• AIM OF THE EXERCISE: Exact copy, no pictures: repeat the data that follows.

#### DATA FOR THE TASK ####

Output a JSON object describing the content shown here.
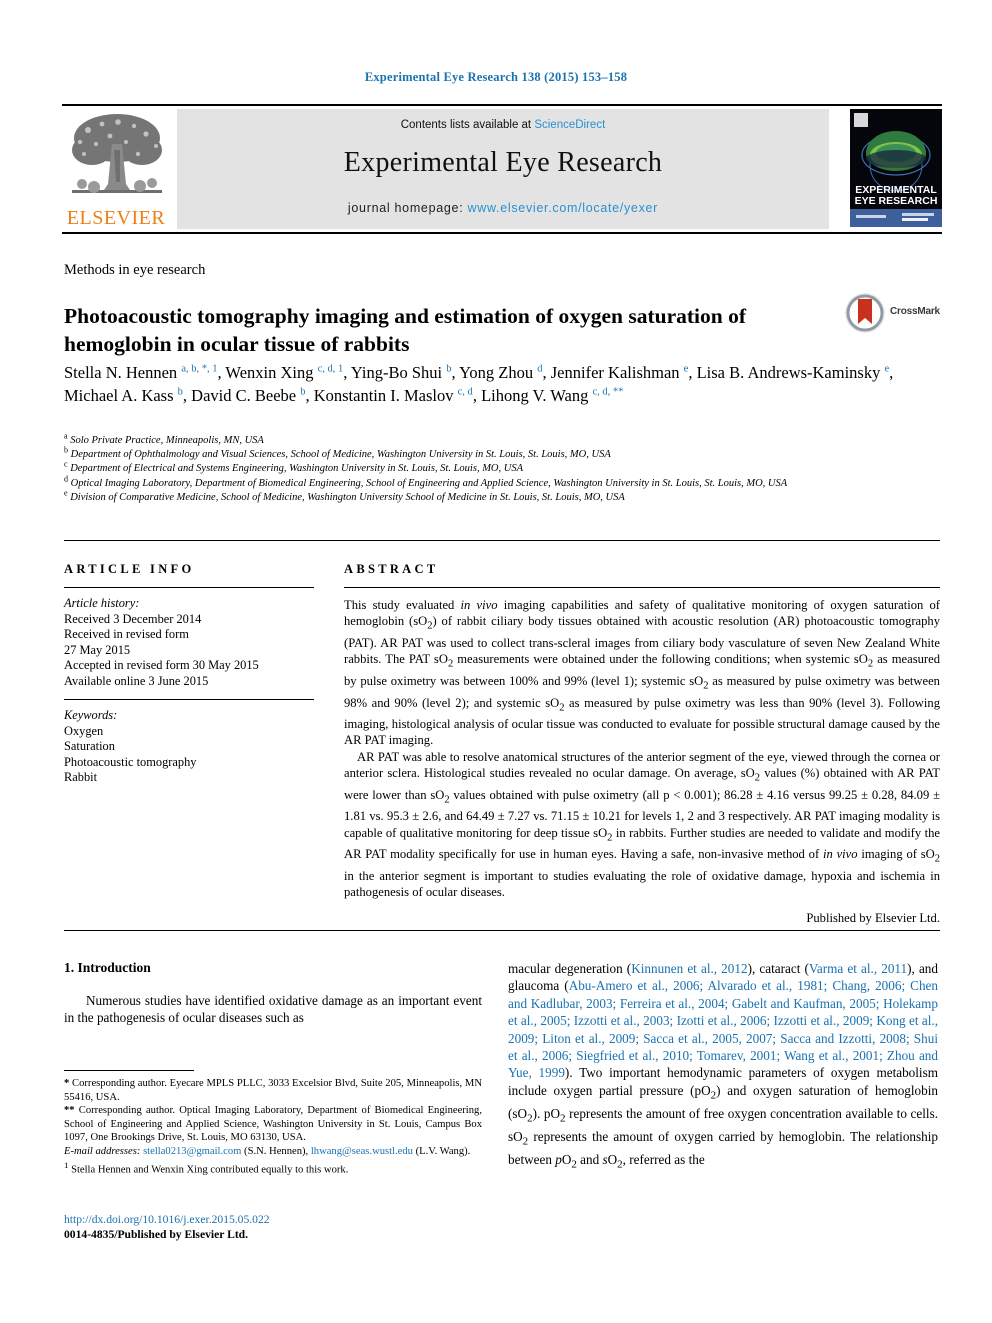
{
  "running_head": "Experimental Eye Research 138 (2015) 153–158",
  "masthead": {
    "contents_prefix": "Contents lists available at ",
    "contents_link": "ScienceDirect",
    "journal_name": "Experimental Eye Research",
    "homepage_prefix": "journal homepage: ",
    "homepage_url": "www.elsevier.com/locate/yexer",
    "publisher_wordmark": "ELSEVIER",
    "cover_title_line1": "EXPERIMENTAL",
    "cover_title_line2": "EYE RESEARCH"
  },
  "colors": {
    "link_blue": "#1a72b0",
    "masthead_link_blue": "#2b8fd0",
    "elsevier_orange": "#f07e13",
    "panel_grey": "#e3e3e3"
  },
  "article": {
    "type": "Methods in eye research",
    "title": "Photoacoustic tomography imaging and estimation of oxygen saturation of hemoglobin in ocular tissue of rabbits",
    "crossmark_label": "CrossMark",
    "authors_html": "Stella N. Hennen <sup>a, b, *, 1</sup>, Wenxin Xing <sup>c, d, 1</sup>, Ying-Bo Shui <sup>b</sup>, Yong Zhou <sup>d</sup>, Jennifer Kalishman <sup>e</sup>, Lisa B. Andrews-Kaminsky <sup>e</sup>, Michael A. Kass <sup>b</sup>, David C. Beebe <sup>b</sup>, Konstantin I. Maslov <sup>c, d</sup>, Lihong V. Wang <sup>c, d, **</sup>",
    "affiliations": [
      {
        "label": "a",
        "text": "Solo Private Practice, Minneapolis, MN, USA"
      },
      {
        "label": "b",
        "text": "Department of Ophthalmology and Visual Sciences, School of Medicine, Washington University in St. Louis, St. Louis, MO, USA"
      },
      {
        "label": "c",
        "text": "Department of Electrical and Systems Engineering, Washington University in St. Louis, St. Louis, MO, USA"
      },
      {
        "label": "d",
        "text": "Optical Imaging Laboratory, Department of Biomedical Engineering, School of Engineering and Applied Science, Washington University in St. Louis, St. Louis, MO, USA"
      },
      {
        "label": "e",
        "text": "Division of Comparative Medicine, School of Medicine, Washington University School of Medicine in St. Louis, St. Louis, MO, USA"
      }
    ]
  },
  "article_info": {
    "heading": "ARTICLE INFO",
    "history_label": "Article history:",
    "history_lines": [
      "Received 3 December 2014",
      "Received in revised form",
      "27 May 2015",
      "Accepted in revised form 30 May 2015",
      "Available online 3 June 2015"
    ],
    "keywords_label": "Keywords:",
    "keywords": [
      "Oxygen",
      "Saturation",
      "Photoacoustic tomography",
      "Rabbit"
    ]
  },
  "abstract": {
    "heading": "ABSTRACT",
    "paragraph_1_html": "This study evaluated <i>in vivo</i> imaging capabilities and safety of qualitative monitoring of oxygen saturation of hemoglobin (sO<sub>2</sub>) of rabbit ciliary body tissues obtained with acoustic resolution (AR) photoacoustic tomography (PAT). AR PAT was used to collect trans-scleral images from ciliary body vasculature of seven New Zealand White rabbits. The PAT sO<sub>2</sub> measurements were obtained under the following conditions; when systemic sO<sub>2</sub> as measured by pulse oximetry was between 100% and 99% (level 1); systemic sO<sub>2</sub> as measured by pulse oximetry was between 98% and 90% (level 2); and systemic sO<sub>2</sub> as measured by pulse oximetry was less than 90% (level 3). Following imaging, histological analysis of ocular tissue was conducted to evaluate for possible structural damage caused by the AR PAT imaging.",
    "paragraph_2_html": "AR PAT was able to resolve anatomical structures of the anterior segment of the eye, viewed through the cornea or anterior sclera. Histological studies revealed no ocular damage. On average, sO<sub>2</sub> values (%) obtained with AR PAT were lower than sO<sub>2</sub> values obtained with pulse oximetry (all p &lt; 0.001); 86.28 &plusmn; 4.16 versus 99.25 &plusmn; 0.28, 84.09 &plusmn; 1.81 vs. 95.3 &plusmn; 2.6, and 64.49 &plusmn; 7.27 vs. 71.15 &plusmn; 10.21 for levels 1, 2 and 3 respectively. AR PAT imaging modality is capable of qualitative monitoring for deep tissue sO<sub>2</sub> in rabbits. Further studies are needed to validate and modify the AR PAT modality specifically for use in human eyes. Having a safe, non-invasive method of <i>in vivo</i> imaging of sO<sub>2</sub> in the anterior segment is important to studies evaluating the role of oxidative damage, hypoxia and ischemia in pathogenesis of ocular diseases.",
    "publisher_line": "Published by Elsevier Ltd."
  },
  "introduction": {
    "heading": "1. Introduction",
    "left_paragraph_html": "Numerous studies have identified oxidative damage as an important event in the pathogenesis of ocular diseases such as",
    "right_paragraph_html": "macular degeneration (<span class=\"cite\">Kinnunen et al., 2012</span>), cataract (<span class=\"cite\">Varma et al., 2011</span>), and glaucoma (<span class=\"cite\">Abu-Amero et al., 2006; Alvarado et al., 1981; Chang, 2006; Chen and Kadlubar, 2003; Ferreira et al., 2004; Gabelt and Kaufman, 2005; Holekamp et al., 2005; Izzotti et al., 2003; Izotti et al., 2006; Izzotti et al., 2009; Kong et al., 2009; Liton et al., 2009; Sacca et al., 2005, 2007; Sacca and Izzotti, 2008; Shui et al., 2006; Siegfried et al., 2010; Tomarev, 2001; Wang et al., 2001; Zhou and Yue, 1999</span>). Two important hemodynamic parameters of oxygen metabolism include oxygen partial pressure (pO<sub>2</sub>) and oxygen saturation of hemoglobin (sO<sub>2</sub>). pO<sub>2</sub> represents the amount of free oxygen concentration available to cells. sO<sub>2</sub> represents the amount of oxygen carried by hemoglobin. The relationship between <i>p</i>O<sub>2</sub> and <i>s</i>O<sub>2</sub>, referred as the"
  },
  "footnotes": {
    "corresponding_1_html": "<b>*</b> Corresponding author. Eyecare MPLS PLLC, 3033 Excelsior Blvd, Suite 205, Minneapolis, MN 55416, USA.",
    "corresponding_2_html": "<b>**</b> Corresponding author. Optical Imaging Laboratory, Department of Biomedical Engineering, School of Engineering and Applied Science, Washington University in St. Louis, Campus Box 1097, One Brookings Drive, St. Louis, MO 63130, USA.",
    "email_html": "<i>E-mail addresses:</i> <span class=\"link\">stella0213@gmail.com</span> (S.N. Hennen), <span class=\"link\">lhwang@seas.wustl.edu</span> (L.V. Wang).",
    "equal_contribution_html": "<sup>1</sup> Stella Hennen and Wenxin Xing contributed equally to this work."
  },
  "footer": {
    "doi": "http://dx.doi.org/10.1016/j.exer.2015.05.022",
    "issn_line": "0014-4835/Published by Elsevier Ltd."
  }
}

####

• OUTPUT FOR THIS TASK:
Output a JSON object describing the content shown here.
{
  "running_head": "Experimental Eye Research 138 (2015) 153–158",
  "masthead": {
    "contents_prefix": "Contents lists available at ",
    "contents_link": "ScienceDirect",
    "journal_name": "Experimental Eye Research",
    "homepage_prefix": "journal homepage: ",
    "homepage_url": "www.elsevier.com/locate/yexer",
    "publisher_wordmark": "ELSEVIER",
    "cover_title_line1": "EXPERIMENTAL",
    "cover_title_line2": "EYE RESEARCH"
  },
  "colors": {
    "link_blue": "#1a72b0",
    "masthead_link_blue": "#2b8fd0",
    "elsevier_orange": "#f07e13",
    "panel_grey": "#e3e3e3"
  },
  "article": {
    "type": "Methods in eye research",
    "title": "Photoacoustic tomography imaging and estimation of oxygen saturation of hemoglobin in ocular tissue of rabbits",
    "crossmark_label": "CrossMark",
    "authors_html": "Stella N. Hennen <sup>a, b, *, 1</sup>, Wenxin Xing <sup>c, d, 1</sup>, Ying-Bo Shui <sup>b</sup>, Yong Zhou <sup>d</sup>, Jennifer Kalishman <sup>e</sup>, Lisa B. Andrews-Kaminsky <sup>e</sup>, Michael A. Kass <sup>b</sup>, David C. Beebe <sup>b</sup>, Konstantin I. Maslov <sup>c, d</sup>, Lihong V. Wang <sup>c, d, **</sup>",
    "affiliations": [
      {
        "label": "a",
        "text": "Solo Private Practice, Minneapolis, MN, USA"
      },
      {
        "label": "b",
        "text": "Department of Ophthalmology and Visual Sciences, School of Medicine, Washington University in St. Louis, St. Louis, MO, USA"
      },
      {
        "label": "c",
        "text": "Department of Electrical and Systems Engineering, Washington University in St. Louis, St. Louis, MO, USA"
      },
      {
        "label": "d",
        "text": "Optical Imaging Laboratory, Department of Biomedical Engineering, School of Engineering and Applied Science, Washington University in St. Louis, St. Louis, MO, USA"
      },
      {
        "label": "e",
        "text": "Division of Comparative Medicine, School of Medicine, Washington University School of Medicine in St. Louis, St. Louis, MO, USA"
      }
    ]
  },
  "article_info": {
    "heading": "ARTICLE INFO",
    "history_label": "Article history:",
    "history_lines": [
      "Received 3 December 2014",
      "Received in revised form",
      "27 May 2015",
      "Accepted in revised form 30 May 2015",
      "Available online 3 June 2015"
    ],
    "keywords_label": "Keywords:",
    "keywords": [
      "Oxygen",
      "Saturation",
      "Photoacoustic tomography",
      "Rabbit"
    ]
  },
  "abstract": {
    "heading": "ABSTRACT",
    "paragraph_1_html": "This study evaluated <i>in vivo</i> imaging capabilities and safety of qualitative monitoring of oxygen saturation of hemoglobin (sO<sub>2</sub>) of rabbit ciliary body tissues obtained with acoustic resolution (AR) photoacoustic tomography (PAT). AR PAT was used to collect trans-scleral images from ciliary body vasculature of seven New Zealand White rabbits. The PAT sO<sub>2</sub> measurements were obtained under the following conditions; when systemic sO<sub>2</sub> as measured by pulse oximetry was between 100% and 99% (level 1); systemic sO<sub>2</sub> as measured by pulse oximetry was between 98% and 90% (level 2); and systemic sO<sub>2</sub> as measured by pulse oximetry was less than 90% (level 3). Following imaging, histological analysis of ocular tissue was conducted to evaluate for possible structural damage caused by the AR PAT imaging.",
    "paragraph_2_html": "AR PAT was able to resolve anatomical structures of the anterior segment of the eye, viewed through the cornea or anterior sclera. Histological studies revealed no ocular damage. On average, sO<sub>2</sub> values (%) obtained with AR PAT were lower than sO<sub>2</sub> values obtained with pulse oximetry (all p &lt; 0.001); 86.28 &plusmn; 4.16 versus 99.25 &plusmn; 0.28, 84.09 &plusmn; 1.81 vs. 95.3 &plusmn; 2.6, and 64.49 &plusmn; 7.27 vs. 71.15 &plusmn; 10.21 for levels 1, 2 and 3 respectively. AR PAT imaging modality is capable of qualitative monitoring for deep tissue sO<sub>2</sub> in rabbits. Further studies are needed to validate and modify the AR PAT modality specifically for use in human eyes. Having a safe, non-invasive method of <i>in vivo</i> imaging of sO<sub>2</sub> in the anterior segment is important to studies evaluating the role of oxidative damage, hypoxia and ischemia in pathogenesis of ocular diseases.",
    "publisher_line": "Published by Elsevier Ltd."
  },
  "introduction": {
    "heading": "1. Introduction",
    "left_paragraph_html": "Numerous studies have identified oxidative damage as an important event in the pathogenesis of ocular diseases such as",
    "right_paragraph_html": "macular degeneration (<span class=\"cite\">Kinnunen et al., 2012</span>), cataract (<span class=\"cite\">Varma et al., 2011</span>), and glaucoma (<span class=\"cite\">Abu-Amero et al., 2006; Alvarado et al., 1981; Chang, 2006; Chen and Kadlubar, 2003; Ferreira et al., 2004; Gabelt and Kaufman, 2005; Holekamp et al., 2005; Izzotti et al., 2003; Izotti et al., 2006; Izzotti et al., 2009; Kong et al., 2009; Liton et al., 2009; Sacca et al., 2005, 2007; Sacca and Izzotti, 2008; Shui et al., 2006; Siegfried et al., 2010; Tomarev, 2001; Wang et al., 2001; Zhou and Yue, 1999</span>). Two important hemodynamic parameters of oxygen metabolism include oxygen partial pressure (pO<sub>2</sub>) and oxygen saturation of hemoglobin (sO<sub>2</sub>). pO<sub>2</sub> represents the amount of free oxygen concentration available to cells. sO<sub>2</sub> represents the amount of oxygen carried by hemoglobin. The relationship between <i>p</i>O<sub>2</sub> and <i>s</i>O<sub>2</sub>, referred as the"
  },
  "footnotes": {
    "corresponding_1_html": "<b>*</b> Corresponding author. Eyecare MPLS PLLC, 3033 Excelsior Blvd, Suite 205, Minneapolis, MN 55416, USA.",
    "corresponding_2_html": "<b>**</b> Corresponding author. Optical Imaging Laboratory, Department of Biomedical Engineering, School of Engineering and Applied Science, Washington University in St. Louis, Campus Box 1097, One Brookings Drive, St. Louis, MO 63130, USA.",
    "email_html": "<i>E-mail addresses:</i> <span class=\"link\">stella0213@gmail.com</span> (S.N. Hennen), <span class=\"link\">lhwang@seas.wustl.edu</span> (L.V. Wang).",
    "equal_contribution_html": "<sup>1</sup> Stella Hennen and Wenxin Xing contributed equally to this work."
  },
  "footer": {
    "doi": "http://dx.doi.org/10.1016/j.exer.2015.05.022",
    "issn_line": "0014-4835/Published by Elsevier Ltd."
  }
}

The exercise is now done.